§ EXERCISE DIRECTIONS
Would you reproduce all of the entries below, character for character?

━━━ STUDY MATERIAL

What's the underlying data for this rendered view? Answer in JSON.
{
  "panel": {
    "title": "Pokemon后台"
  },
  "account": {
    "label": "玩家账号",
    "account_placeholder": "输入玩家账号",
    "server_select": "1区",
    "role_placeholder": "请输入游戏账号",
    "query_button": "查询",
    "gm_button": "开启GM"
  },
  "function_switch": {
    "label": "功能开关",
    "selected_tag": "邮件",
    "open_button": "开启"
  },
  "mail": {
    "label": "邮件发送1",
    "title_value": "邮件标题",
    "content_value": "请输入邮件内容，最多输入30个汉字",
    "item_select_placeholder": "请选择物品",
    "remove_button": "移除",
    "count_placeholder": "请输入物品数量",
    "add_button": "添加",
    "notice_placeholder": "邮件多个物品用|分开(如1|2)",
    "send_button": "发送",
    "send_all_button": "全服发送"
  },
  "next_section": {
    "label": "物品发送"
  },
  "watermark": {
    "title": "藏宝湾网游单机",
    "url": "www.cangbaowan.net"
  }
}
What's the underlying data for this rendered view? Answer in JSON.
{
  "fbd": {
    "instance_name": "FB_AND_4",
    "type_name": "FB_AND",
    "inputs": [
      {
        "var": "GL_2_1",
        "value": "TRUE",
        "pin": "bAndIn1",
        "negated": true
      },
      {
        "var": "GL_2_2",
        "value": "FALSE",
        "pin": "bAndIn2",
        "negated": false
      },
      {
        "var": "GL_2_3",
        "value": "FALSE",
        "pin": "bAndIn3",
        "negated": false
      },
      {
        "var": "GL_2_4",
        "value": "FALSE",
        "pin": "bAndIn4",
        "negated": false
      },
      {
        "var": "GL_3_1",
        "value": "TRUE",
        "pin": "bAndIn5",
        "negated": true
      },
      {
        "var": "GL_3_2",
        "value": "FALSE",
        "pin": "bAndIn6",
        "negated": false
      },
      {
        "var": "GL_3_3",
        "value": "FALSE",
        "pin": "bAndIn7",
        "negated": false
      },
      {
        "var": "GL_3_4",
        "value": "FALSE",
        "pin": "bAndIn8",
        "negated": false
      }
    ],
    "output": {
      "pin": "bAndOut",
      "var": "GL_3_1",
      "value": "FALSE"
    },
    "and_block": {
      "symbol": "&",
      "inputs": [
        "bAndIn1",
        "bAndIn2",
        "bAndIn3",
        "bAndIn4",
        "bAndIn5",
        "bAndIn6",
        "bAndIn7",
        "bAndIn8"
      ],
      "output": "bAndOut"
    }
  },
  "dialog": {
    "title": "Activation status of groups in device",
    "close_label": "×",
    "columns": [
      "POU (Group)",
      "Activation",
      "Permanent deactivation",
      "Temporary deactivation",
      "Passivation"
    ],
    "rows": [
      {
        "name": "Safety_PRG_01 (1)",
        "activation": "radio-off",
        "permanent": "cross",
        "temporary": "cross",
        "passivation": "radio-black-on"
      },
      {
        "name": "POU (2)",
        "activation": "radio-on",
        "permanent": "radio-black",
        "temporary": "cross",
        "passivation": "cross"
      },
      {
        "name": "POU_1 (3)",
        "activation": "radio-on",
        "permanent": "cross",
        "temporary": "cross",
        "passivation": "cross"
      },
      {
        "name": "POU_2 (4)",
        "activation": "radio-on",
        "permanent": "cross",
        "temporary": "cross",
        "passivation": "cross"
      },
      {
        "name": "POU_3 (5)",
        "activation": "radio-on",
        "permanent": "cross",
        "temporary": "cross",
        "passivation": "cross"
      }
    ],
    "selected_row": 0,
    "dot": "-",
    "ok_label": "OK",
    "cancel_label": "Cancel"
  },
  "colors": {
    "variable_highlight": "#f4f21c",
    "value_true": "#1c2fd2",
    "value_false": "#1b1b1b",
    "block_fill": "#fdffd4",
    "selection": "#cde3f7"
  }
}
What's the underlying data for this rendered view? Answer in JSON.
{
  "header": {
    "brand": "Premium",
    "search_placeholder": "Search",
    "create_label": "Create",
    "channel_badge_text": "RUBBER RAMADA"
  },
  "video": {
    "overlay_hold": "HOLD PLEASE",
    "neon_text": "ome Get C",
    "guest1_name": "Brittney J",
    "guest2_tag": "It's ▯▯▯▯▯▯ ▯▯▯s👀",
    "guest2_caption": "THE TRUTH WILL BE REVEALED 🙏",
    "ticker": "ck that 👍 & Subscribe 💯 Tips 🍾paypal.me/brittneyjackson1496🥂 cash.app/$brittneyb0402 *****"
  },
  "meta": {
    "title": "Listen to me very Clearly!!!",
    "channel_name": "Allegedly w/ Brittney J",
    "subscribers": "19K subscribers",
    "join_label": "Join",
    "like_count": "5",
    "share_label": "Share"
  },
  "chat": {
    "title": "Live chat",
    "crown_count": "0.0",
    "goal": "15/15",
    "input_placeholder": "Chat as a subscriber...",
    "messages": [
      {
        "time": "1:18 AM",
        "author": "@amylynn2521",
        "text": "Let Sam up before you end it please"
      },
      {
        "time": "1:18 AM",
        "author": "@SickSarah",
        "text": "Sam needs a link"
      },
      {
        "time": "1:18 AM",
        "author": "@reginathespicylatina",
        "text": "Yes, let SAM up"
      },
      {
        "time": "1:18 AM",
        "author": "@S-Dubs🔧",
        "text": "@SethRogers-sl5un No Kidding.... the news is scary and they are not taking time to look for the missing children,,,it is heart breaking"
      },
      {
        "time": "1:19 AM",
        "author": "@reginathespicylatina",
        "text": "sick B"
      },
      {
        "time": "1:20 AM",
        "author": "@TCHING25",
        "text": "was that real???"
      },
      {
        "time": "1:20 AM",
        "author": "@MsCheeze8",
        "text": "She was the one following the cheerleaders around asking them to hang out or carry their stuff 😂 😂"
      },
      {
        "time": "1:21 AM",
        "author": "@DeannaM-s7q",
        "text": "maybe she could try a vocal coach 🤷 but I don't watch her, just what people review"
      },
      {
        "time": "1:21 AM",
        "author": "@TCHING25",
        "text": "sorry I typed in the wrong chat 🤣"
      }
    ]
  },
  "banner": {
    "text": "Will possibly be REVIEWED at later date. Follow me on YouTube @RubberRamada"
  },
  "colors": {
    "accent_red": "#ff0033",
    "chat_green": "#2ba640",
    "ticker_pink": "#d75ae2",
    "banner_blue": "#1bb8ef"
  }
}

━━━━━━

§ FINAL ANSWER
What's the underlying data for this rendered view? Answer in JSON.
{
  "panel": {
    "title": "Pokemon后台"
  },
  "account": {
    "label": "玩家账号",
    "account_placeholder": "输入玩家账号",
    "server_select": "1区",
    "role_placeholder": "请输入游戏账号",
    "query_button": "查询",
    "gm_button": "开启GM"
  },
  "function_switch": {
    "label": "功能开关",
    "selected_tag": "邮件",
    "open_button": "开启"
  },
  "mail": {
    "label": "邮件发送1",
    "title_value": "邮件标题",
    "content_value": "请输入邮件内容，最多输入30个汉字",
    "item_select_placeholder": "请选择物品",
    "remove_button": "移除",
    "count_placeholder": "请输入物品数量",
    "add_button": "添加",
    "notice_placeholder": "邮件多个物品用|分开(如1|2)",
    "send_button": "发送",
    "send_all_button": "全服发送"
  },
  "next_section": {
    "label": "物品发送"
  },
  "watermark": {
    "title": "藏宝湾网游单机",
    "url": "www.cangbaowan.net"
  }
}
What's the underlying data for this rendered view? Answer in JSON.
{
  "fbd": {
    "instance_name": "FB_AND_4",
    "type_name": "FB_AND",
    "inputs": [
      {
        "var": "GL_2_1",
        "value": "TRUE",
        "pin": "bAndIn1",
        "negated": true
      },
      {
        "var": "GL_2_2",
        "value": "FALSE",
        "pin": "bAndIn2",
        "negated": false
      },
      {
        "var": "GL_2_3",
        "value": "FALSE",
        "pin": "bAndIn3",
        "negated": false
      },
      {
        "var": "GL_2_4",
        "value": "FALSE",
        "pin": "bAndIn4",
        "negated": false
      },
      {
        "var": "GL_3_1",
        "value": "TRUE",
        "pin": "bAndIn5",
        "negated": true
      },
      {
        "var": "GL_3_2",
        "value": "FALSE",
        "pin": "bAndIn6",
        "negated": false
      },
      {
        "var": "GL_3_3",
        "value": "FALSE",
        "pin": "bAndIn7",
        "negated": false
      },
      {
        "var": "GL_3_4",
        "value": "FALSE",
        "pin": "bAndIn8",
        "negated": false
      }
    ],
    "output": {
      "pin": "bAndOut",
      "var": "GL_3_1",
      "value": "FALSE"
    },
    "and_block": {
      "symbol": "&",
      "inputs": [
        "bAndIn1",
        "bAndIn2",
        "bAndIn3",
        "bAndIn4",
        "bAndIn5",
        "bAndIn6",
        "bAndIn7",
        "bAndIn8"
      ],
      "output": "bAndOut"
    }
  },
  "dialog": {
    "title": "Activation status of groups in device",
    "close_label": "×",
    "columns": [
      "POU (Group)",
      "Activation",
      "Permanent deactivation",
      "Temporary deactivation",
      "Passivation"
    ],
    "rows": [
      {
        "name": "Safety_PRG_01 (1)",
        "activation": "radio-off",
        "permanent": "cross",
        "temporary": "cross",
        "passivation": "radio-black-on"
      },
      {
        "name": "POU (2)",
        "activation": "radio-on",
        "permanent": "radio-black",
        "temporary": "cross",
        "passivation": "cross"
      },
      {
        "name": "POU_1 (3)",
        "activation": "radio-on",
        "permanent": "cross",
        "temporary": "cross",
        "passivation": "cross"
      },
      {
        "name": "POU_2 (4)",
        "activation": "radio-on",
        "permanent": "cross",
        "temporary": "cross",
        "passivation": "cross"
      },
      {
        "name": "POU_3 (5)",
        "activation": "radio-on",
        "permanent": "cross",
        "temporary": "cross",
        "passivation": "cross"
      }
    ],
    "selected_row": 0,
    "dot": "-",
    "ok_label": "OK",
    "cancel_label": "Cancel"
  },
  "colors": {
    "variable_highlight": "#f4f21c",
    "value_true": "#1c2fd2",
    "value_false": "#1b1b1b",
    "block_fill": "#fdffd4",
    "selection": "#cde3f7"
  }
}
What's the underlying data for this rendered view? Answer in JSON.
{
  "header": {
    "brand": "Premium",
    "search_placeholder": "Search",
    "create_label": "Create",
    "channel_badge_text": "RUBBER RAMADA"
  },
  "video": {
    "overlay_hold": "HOLD PLEASE",
    "neon_text": "ome Get C",
    "guest1_name": "Brittney J",
    "guest2_tag": "It's ▯▯▯▯▯▯ ▯▯▯s👀",
    "guest2_caption": "THE TRUTH WILL BE REVEALED 🙏",
    "ticker": "ck that 👍 & Subscribe 💯 Tips 🍾paypal.me/brittneyjackson1496🥂 cash.app/$brittneyb0402 *****"
  },
  "meta": {
    "title": "Listen to me very Clearly!!!",
    "channel_name": "Allegedly w/ Brittney J",
    "subscribers": "19K subscribers",
    "join_label": "Join",
    "like_count": "5",
    "share_label": "Share"
  },
  "chat": {
    "title": "Live chat",
    "crown_count": "0.0",
    "goal": "15/15",
    "input_placeholder": "Chat as a subscriber...",
    "messages": [
      {
        "time": "1:18 AM",
        "author": "@amylynn2521",
        "text": "Let Sam up before you end it please"
      },
      {
        "time": "1:18 AM",
        "author": "@SickSarah",
        "text": "Sam needs a link"
      },
      {
        "time": "1:18 AM",
        "author": "@reginathespicylatina",
        "text": "Yes, let SAM up"
      },
      {
        "time": "1:18 AM",
        "author": "@S-Dubs🔧",
        "text": "@SethRogers-sl5un No Kidding.... the news is scary and they are not taking time to look for the missing children,,,it is heart breaking"
      },
      {
        "time": "1:19 AM",
        "author": "@reginathespicylatina",
        "text": "sick B"
      },
      {
        "time": "1:20 AM",
        "author": "@TCHING25",
        "text": "was that real???"
      },
      {
        "time": "1:20 AM",
        "author": "@MsCheeze8",
        "text": "She was the one following the cheerleaders around asking them to hang out or carry their stuff 😂 😂"
      },
      {
        "time": "1:21 AM",
        "author": "@DeannaM-s7q",
        "text": "maybe she could try a vocal coach 🤷 but I don't watch her, just what people review"
      },
      {
        "time": "1:21 AM",
        "author": "@TCHING25",
        "text": "sorry I typed in the wrong chat 🤣"
      }
    ]
  },
  "banner": {
    "text": "Will possibly be REVIEWED at later date. Follow me on YouTube @RubberRamada"
  },
  "colors": {
    "accent_red": "#ff0033",
    "chat_green": "#2ba640",
    "ticker_pink": "#d75ae2",
    "banner_blue": "#1bb8ef"
  }
}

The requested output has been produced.